The Sky Ute Fairgrounds is going to rock Saturday.
For the 10th year, REZ-olution X, the Southern Ute Tribal Fair Youth Concert, will feature an afternoon of rock and metal bands, most from the Four Corners. The drug- and alcohol-free event will be capped off with a bonfire and fireworks display.
The concert is part of the 98th annual Southern Ute Tribal Fair & Powwow.
Robert Ortiz, the concert’s founder and organizer, does the scouting for bands to play the show. He said that over the years, he has built up a network of musicians who keep him updated about new groups. A tight-knit group, he says they are like family.
“The Four Corners area has a really large underground metal scene,” he said. “I’ll go to local shows in Farmington, Bloomfield, Shiprock, Durango. Through the years, I’ve become friends with a lot of the people in these bands, and they’ll say, ‘Hey, there’s a show in Dulce, come check it out.’”
The bands set to play Saturday include:
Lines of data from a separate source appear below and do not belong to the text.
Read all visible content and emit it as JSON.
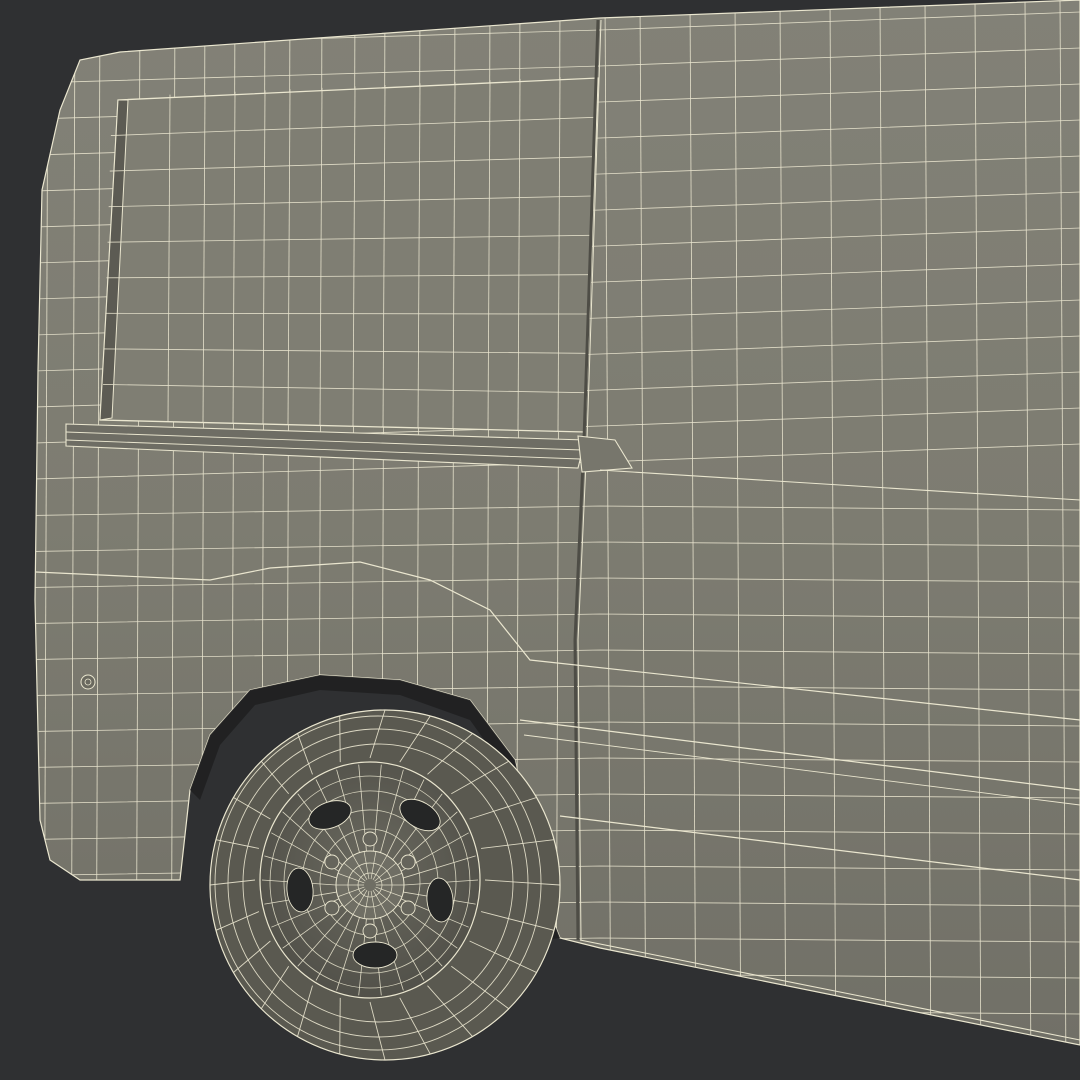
{
  "scene": {
    "subject": "wireframe-render-van-rear-quarter",
    "colors": {
      "background": "#2f3032",
      "body_fill": "#7d7c71",
      "body_fill_light": "#85847a",
      "body_fill_dark": "#6b6a61",
      "wire": "#eae6cf",
      "tire": "#55544c",
      "shadow": "#1f2021"
    }
  }
}
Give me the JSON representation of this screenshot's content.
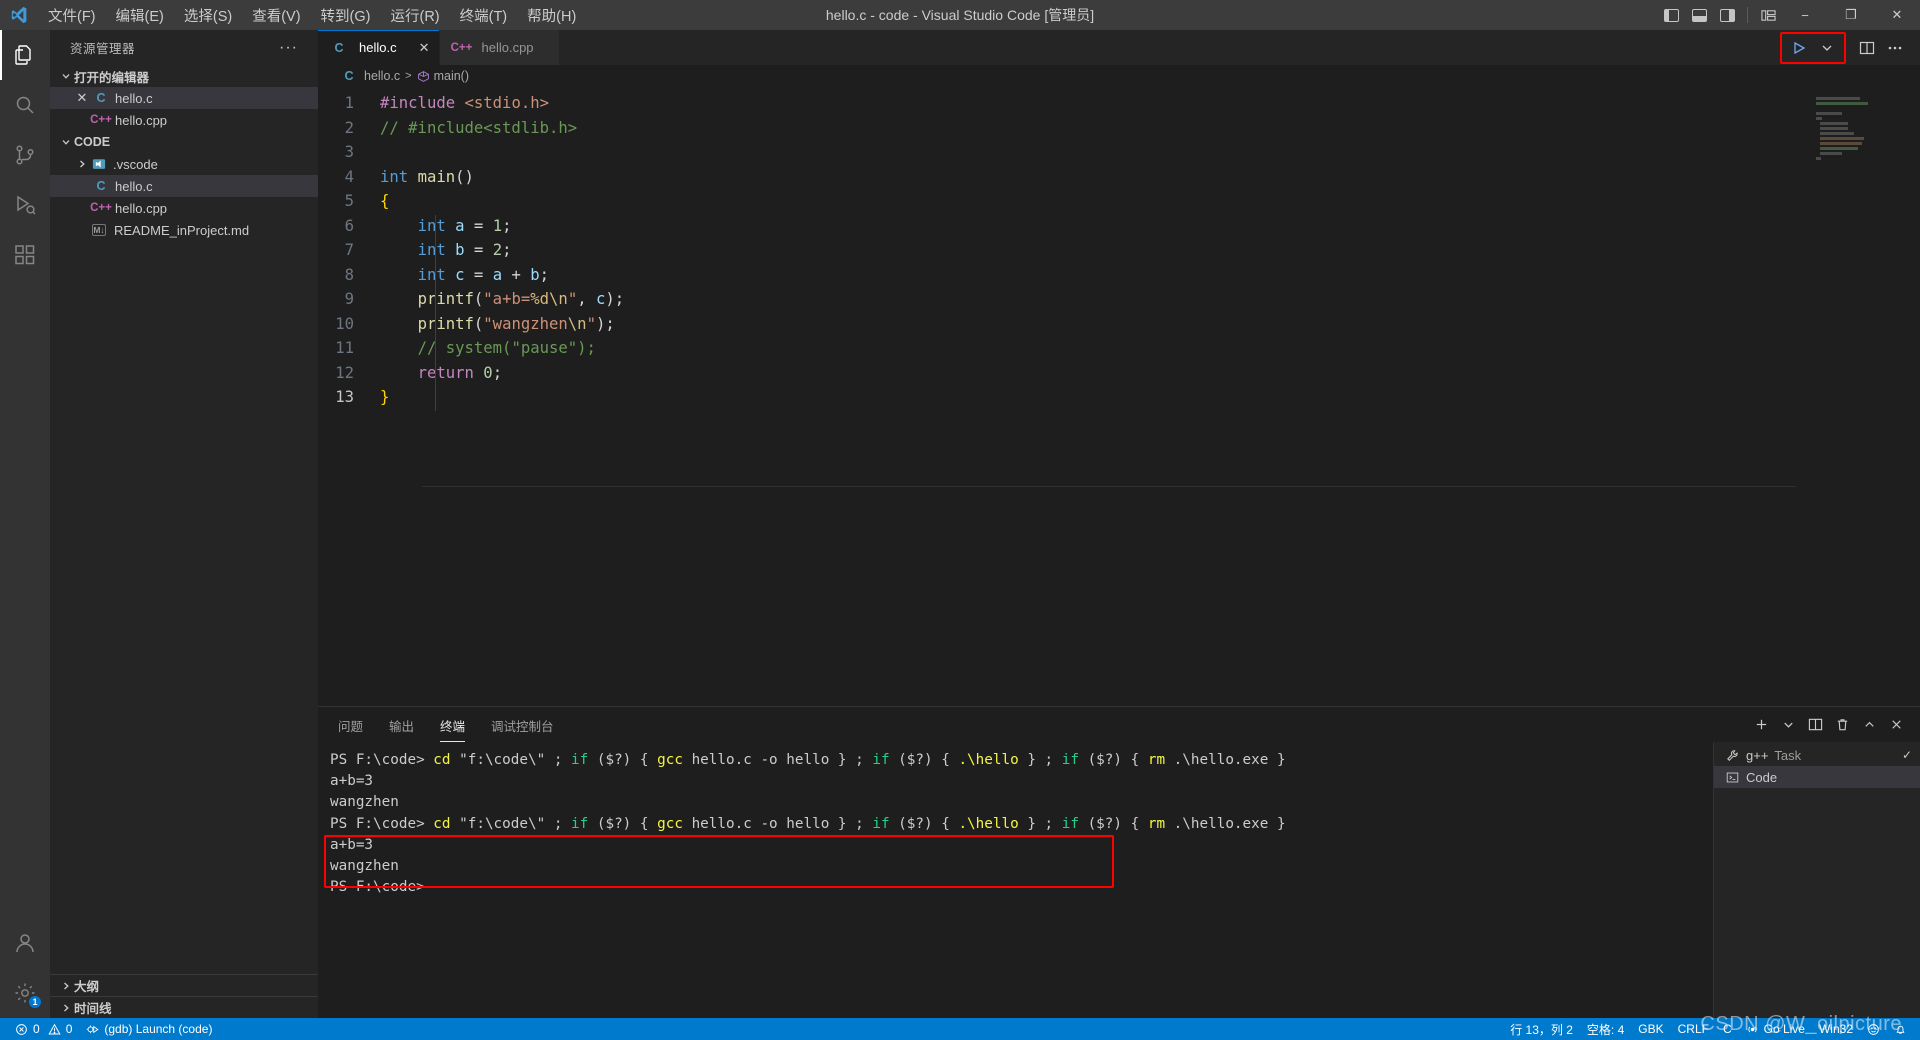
{
  "titlebar": {
    "title": "hello.c - code - Visual Studio Code [管理员]",
    "menu": [
      "文件(F)",
      "编辑(E)",
      "选择(S)",
      "查看(V)",
      "转到(G)",
      "运行(R)",
      "终端(T)",
      "帮助(H)"
    ],
    "layout_icons": [
      "toggle-primary-sidebar-icon",
      "toggle-panel-icon",
      "toggle-secondary-sidebar-icon",
      "customize-layout-icon"
    ],
    "window_controls": {
      "minimize": "−",
      "maximize": "❐",
      "close": "✕"
    }
  },
  "activitybar": {
    "items": [
      {
        "name": "explorer",
        "icon": "files-icon",
        "active": true
      },
      {
        "name": "search",
        "icon": "search-icon",
        "active": false
      },
      {
        "name": "source-control",
        "icon": "source-control-icon",
        "active": false
      },
      {
        "name": "run-and-debug",
        "icon": "run-debug-icon",
        "active": false
      },
      {
        "name": "extensions",
        "icon": "extensions-icon",
        "active": false
      }
    ],
    "bottom": [
      {
        "name": "accounts",
        "icon": "account-icon",
        "badge": ""
      },
      {
        "name": "manage",
        "icon": "gear-icon",
        "badge": "1"
      }
    ]
  },
  "sidebar": {
    "title": "资源管理器",
    "more_label": "···",
    "open_editors": {
      "label": "打开的编辑器",
      "items": [
        {
          "label": "hello.c",
          "icon": "c-file-icon",
          "icon_text": "C",
          "selected": true,
          "has_close": true
        },
        {
          "label": "hello.cpp",
          "icon": "cpp-file-icon",
          "icon_text": "C++",
          "selected": false,
          "has_close": false
        }
      ]
    },
    "folder": {
      "label": "CODE",
      "items": [
        {
          "label": ".vscode",
          "icon": "vscode-folder-icon",
          "icon_text": "▤",
          "type": "folder",
          "selected": false
        },
        {
          "label": "hello.c",
          "icon": "c-file-icon",
          "icon_text": "C",
          "type": "file",
          "selected": true
        },
        {
          "label": "hello.cpp",
          "icon": "cpp-file-icon",
          "icon_text": "C++",
          "type": "file",
          "selected": false
        },
        {
          "label": "README_inProject.md",
          "icon": "markdown-file-icon",
          "icon_text": "M↓",
          "type": "file",
          "selected": false
        }
      ]
    },
    "bottom_sections": [
      {
        "label": "大纲"
      },
      {
        "label": "时间线"
      }
    ]
  },
  "editor": {
    "tabs": [
      {
        "label": "hello.c",
        "icon_text": "C",
        "icon": "c-file-icon",
        "active": true,
        "close": "✕"
      },
      {
        "label": "hello.cpp",
        "icon_text": "C++",
        "icon": "cpp-file-icon",
        "active": false,
        "close": ""
      }
    ],
    "actions": {
      "run_icon": "run-play-icon",
      "run_dropdown_icon": "chevron-down-icon",
      "split_editor_icon": "split-editor-icon",
      "more_actions_icon": "ellipsis-icon",
      "highlight_color": "#ff0000"
    },
    "breadcrumb": {
      "file": "hello.c",
      "separator": ">",
      "symbol": "main()",
      "symbol_icon": "function-symbol-icon"
    },
    "code_lines": [
      {
        "num": "1",
        "text": "#include <stdio.h>"
      },
      {
        "num": "2",
        "text": "// #include<stdlib.h>"
      },
      {
        "num": "3",
        "text": ""
      },
      {
        "num": "4",
        "text": "int main()"
      },
      {
        "num": "5",
        "text": "{"
      },
      {
        "num": "6",
        "text": "    int a = 1;"
      },
      {
        "num": "7",
        "text": "    int b = 2;"
      },
      {
        "num": "8",
        "text": "    int c = a + b;"
      },
      {
        "num": "9",
        "text": "    printf(\"a+b=%d\\n\", c);"
      },
      {
        "num": "10",
        "text": "    printf(\"wangzhen\\n\");"
      },
      {
        "num": "11",
        "text": "    // system(\"pause\");"
      },
      {
        "num": "12",
        "text": "    return 0;"
      },
      {
        "num": "13",
        "text": "}"
      }
    ]
  },
  "panel": {
    "tabs": [
      {
        "label": "问题",
        "active": false
      },
      {
        "label": "输出",
        "active": false
      },
      {
        "label": "终端",
        "active": true
      },
      {
        "label": "调试控制台",
        "active": false
      }
    ],
    "actions": {
      "new_terminal_icon": "plus-icon",
      "terminal_dropdown_icon": "chevron-down-icon",
      "split_terminal_icon": "split-icon",
      "kill_terminal_icon": "trash-icon",
      "maximize_panel_icon": "chevron-up-icon",
      "close_panel_icon": "close-icon"
    },
    "terminal": {
      "lines": [
        {
          "id": "cmd1",
          "segments": [
            {
              "t": "PS F:\\code> ",
              "c": "white"
            },
            {
              "t": "cd ",
              "c": "yellow"
            },
            {
              "t": "\"f:\\code\\\" ",
              "c": "white"
            },
            {
              "t": "; ",
              "c": "white"
            },
            {
              "t": "if ",
              "c": "green"
            },
            {
              "t": "($?) { ",
              "c": "white"
            },
            {
              "t": "gcc ",
              "c": "yellow"
            },
            {
              "t": "hello.c ",
              "c": "white"
            },
            {
              "t": "-o ",
              "c": "gray"
            },
            {
              "t": "hello } ; ",
              "c": "white"
            },
            {
              "t": "if ",
              "c": "green"
            },
            {
              "t": "($?) { ",
              "c": "white"
            },
            {
              "t": ".\\hello ",
              "c": "yellow"
            },
            {
              "t": "} ; ",
              "c": "white"
            },
            {
              "t": "if ",
              "c": "green"
            },
            {
              "t": "($?) { ",
              "c": "white"
            },
            {
              "t": "rm ",
              "c": "yellow"
            },
            {
              "t": ".\\hello.exe }",
              "c": "white"
            }
          ]
        },
        {
          "id": "out1",
          "segments": [
            {
              "t": "a+b=3",
              "c": "white"
            }
          ]
        },
        {
          "id": "out2",
          "segments": [
            {
              "t": "wangzhen",
              "c": "white"
            }
          ]
        },
        {
          "id": "cmd2",
          "segments": [
            {
              "t": "PS F:\\code> ",
              "c": "white"
            },
            {
              "t": "cd ",
              "c": "yellow"
            },
            {
              "t": "\"f:\\code\\\" ",
              "c": "white"
            },
            {
              "t": "; ",
              "c": "white"
            },
            {
              "t": "if ",
              "c": "green"
            },
            {
              "t": "($?) { ",
              "c": "white"
            },
            {
              "t": "gcc ",
              "c": "yellow"
            },
            {
              "t": "hello.c ",
              "c": "white"
            },
            {
              "t": "-o ",
              "c": "gray"
            },
            {
              "t": "hello } ; ",
              "c": "white"
            },
            {
              "t": "if ",
              "c": "green"
            },
            {
              "t": "($?) { ",
              "c": "white"
            },
            {
              "t": ".\\hello ",
              "c": "yellow"
            },
            {
              "t": "} ; ",
              "c": "white"
            },
            {
              "t": "if ",
              "c": "green"
            },
            {
              "t": "($?) { ",
              "c": "white"
            },
            {
              "t": "rm ",
              "c": "yellow"
            },
            {
              "t": ".\\hello.exe }",
              "c": "white"
            }
          ]
        },
        {
          "id": "out3",
          "segments": [
            {
              "t": "a+b=3",
              "c": "white"
            }
          ]
        },
        {
          "id": "out4",
          "segments": [
            {
              "t": "wangzhen",
              "c": "white"
            }
          ]
        },
        {
          "id": "prompt",
          "segments": [
            {
              "t": "PS F:\\code>",
              "c": "white"
            }
          ]
        }
      ],
      "highlight_color": "#ff0000"
    },
    "terminal_list": [
      {
        "label": "g++",
        "sub": "Task",
        "icon": "tools-icon",
        "status": "✓",
        "selected": false
      },
      {
        "label": "Code",
        "sub": "",
        "icon": "terminal-icon",
        "status": "",
        "selected": true
      }
    ]
  },
  "statusbar": {
    "left": [
      {
        "name": "problems",
        "icon": "error-icon",
        "text": "0",
        "icon2": "warning-icon",
        "text2": "0"
      },
      {
        "name": "launch-config",
        "icon": "debug-icon",
        "text": "(gdb) Launch (code)"
      }
    ],
    "right": [
      {
        "name": "cursor-position",
        "text": "行 13，列 2"
      },
      {
        "name": "indentation",
        "text": "空格: 4"
      },
      {
        "name": "encoding",
        "text": "GBK"
      },
      {
        "name": "eol",
        "text": "CRLF"
      },
      {
        "name": "language-mode",
        "text": "C"
      },
      {
        "name": "go-live",
        "text": "Go Live",
        "icon": "broadcast-icon"
      },
      {
        "name": "platform",
        "text": "Win32"
      },
      {
        "name": "feedback",
        "text": "",
        "icon": "smiley-icon"
      },
      {
        "name": "notifications",
        "text": "",
        "icon": "bell-icon"
      }
    ],
    "background": "#007acc"
  },
  "watermark": "CSDN @W_oilpicture"
}
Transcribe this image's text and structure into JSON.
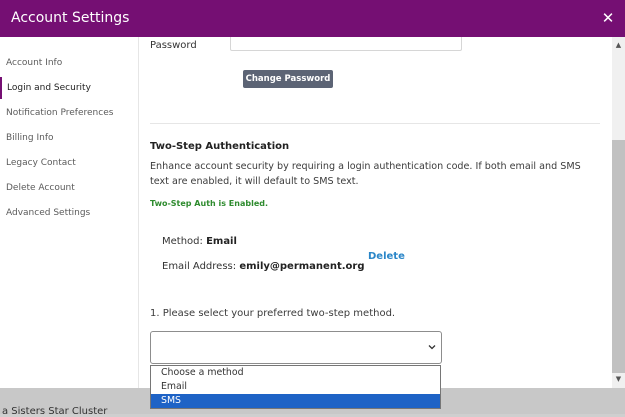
{
  "background": {
    "partial_text": "a Sisters Star Cluster"
  },
  "header": {
    "title": "Account Settings",
    "close_icon": "close-icon"
  },
  "sidebar": {
    "items": [
      {
        "label": "Account Info"
      },
      {
        "label": "Login and Security",
        "active": true
      },
      {
        "label": "Notification Preferences"
      },
      {
        "label": "Billing Info"
      },
      {
        "label": "Legacy Contact"
      },
      {
        "label": "Delete Account"
      },
      {
        "label": "Advanced Settings"
      }
    ]
  },
  "security": {
    "password_label": "Password",
    "password_value": "",
    "change_password_label": "Change Password",
    "two_step_title": "Two-Step Authentication",
    "two_step_description": "Enhance account security by requiring a login authentication code. If both email and SMS text are enabled, it will default to SMS text.",
    "status_text": "Two-Step Auth is Enabled.",
    "method_label": "Method:",
    "method_value": "Email",
    "email_label": "Email Address:",
    "email_value": "emily@permanent.org",
    "delete_label": "Delete",
    "select_prompt": "1. Please select your preferred two-step method.",
    "select_value": "",
    "options": [
      "Choose a method",
      "Email",
      "SMS"
    ],
    "highlighted_option": "SMS"
  },
  "colors": {
    "brand": "#750f73",
    "button": "#5c6475",
    "link": "#2a86c8",
    "success": "#2e8b2e",
    "highlight": "#1e63c6"
  }
}
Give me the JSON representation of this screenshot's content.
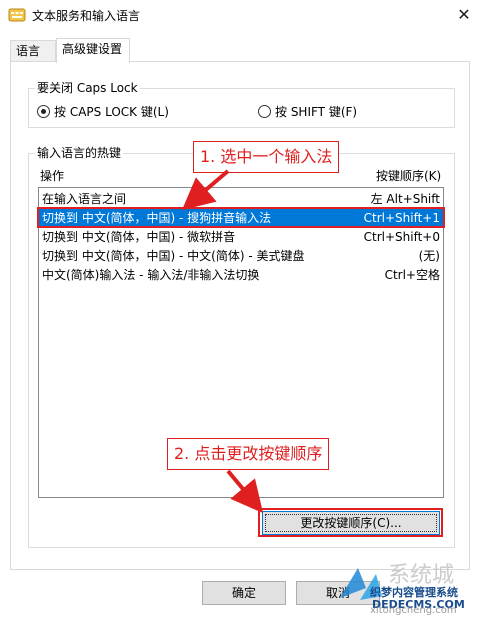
{
  "window": {
    "title": "文本服务和输入语言",
    "close_glyph": "✕"
  },
  "tabs": [
    {
      "label": "语言栏"
    },
    {
      "label": "高级键设置"
    }
  ],
  "caps_group": {
    "label": "要关闭 Caps Lock",
    "option_caps": "按 CAPS LOCK 键(L)",
    "option_shift": "按 SHIFT 键(F)",
    "selected": "caps"
  },
  "hotkeys_group": {
    "label": "输入语言的热键",
    "col_action": "操作",
    "col_key": "按键顺序(K)",
    "rows": [
      {
        "action": "在输入语言之间",
        "key": "左 Alt+Shift"
      },
      {
        "action": "切换到 中文(简体，中国) - 搜狗拼音输入法",
        "key": "Ctrl+Shift+1"
      },
      {
        "action": "切换到 中文(简体，中国) - 微软拼音",
        "key": "Ctrl+Shift+0"
      },
      {
        "action": "切换到 中文(简体，中国) - 中文(简体) - 美式键盘",
        "key": "(无)"
      },
      {
        "action": "中文(简体)输入法 - 输入法/非输入法切换",
        "key": "Ctrl+空格"
      }
    ],
    "selected_index": 1,
    "change_button": "更改按键顺序(C)..."
  },
  "footer": {
    "ok_button": "确定",
    "cancel_button": "取消"
  },
  "annotations": {
    "step1": "1. 选中一个输入法",
    "step2": "2. 点击更改按键顺序",
    "color": "#e02020"
  },
  "watermark": {
    "line1": "织梦内容管理系统",
    "line2": "DEDECMS.COM",
    "line3": "xitongcheng.com",
    "logo_text": "系统城"
  },
  "colors": {
    "selection": "#0078d7",
    "annotation_red": "#e02020"
  }
}
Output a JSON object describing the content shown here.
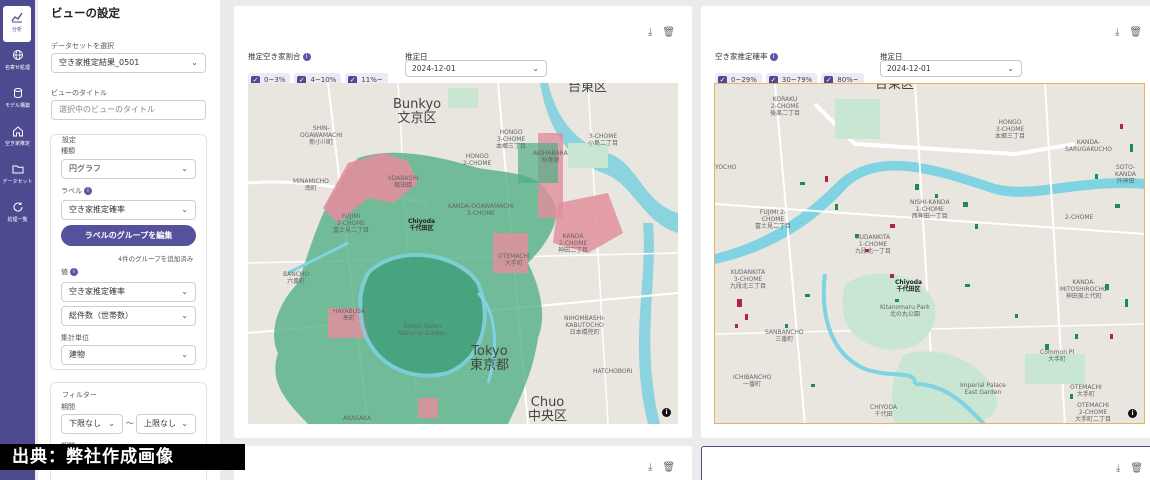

Souls on Monday from Louisiana Blinddryve from Albuquerque Graves Of The Monuments from Page, Arizona Suspended from Albuquerque Shiprock’s Under Exile Born Of Winter from Window Rock, ArizonaEthnic De Generation from Kayenta, Arizona, and Gallup, New Mexico;Testify01 from Coolidge, New Mexico; Ethan 103 from Window Rock Condemn the World from Red Valley, ArizonaDurango-area’s 1000 RoguesA reunion of sorts, Ortiz said some of the bands have performed at the concert before, and it has been interesting to see how the bands have grown and gotten better over the years.
“We’ve been focusing on bringing Native American bands to the Southern Ute reservation,” he said. “The hope of this is to give exposure to the youth that Native American musicians are making and playing music, and maybe inspire the youth of the community to do the same ... to see them on stage and meet these guys as just normal, everyday guys – or girls – who are playing in a band, and they can be inspired and say, ‘If they can do it, why can’t I?’”
The concert is a community event, and it wouldn’t be as successful as it has been without the community’s support, Ortiz said, adding that he has young people offer to help with the show.
“We promote this event for the kids to have at least one night to have fun and listen to good music with friends and hang out,” he said. “It’s a community event because we get different entities in the tribe to help. I do it, I organize it, but there are a lot of other people behind the scenes to help make it work. It’s always about the kids. The community is really supportive.”
Ortiz said the bands that perform are committed to inspiring young people, too.
“Some years aren’t as big as others, but one time I asked a guy, ‘What’s it like to get to a venue and there are maybe five or 10 people?’ He goes, ‘As long as we reach one kid, that’s all that matters.’”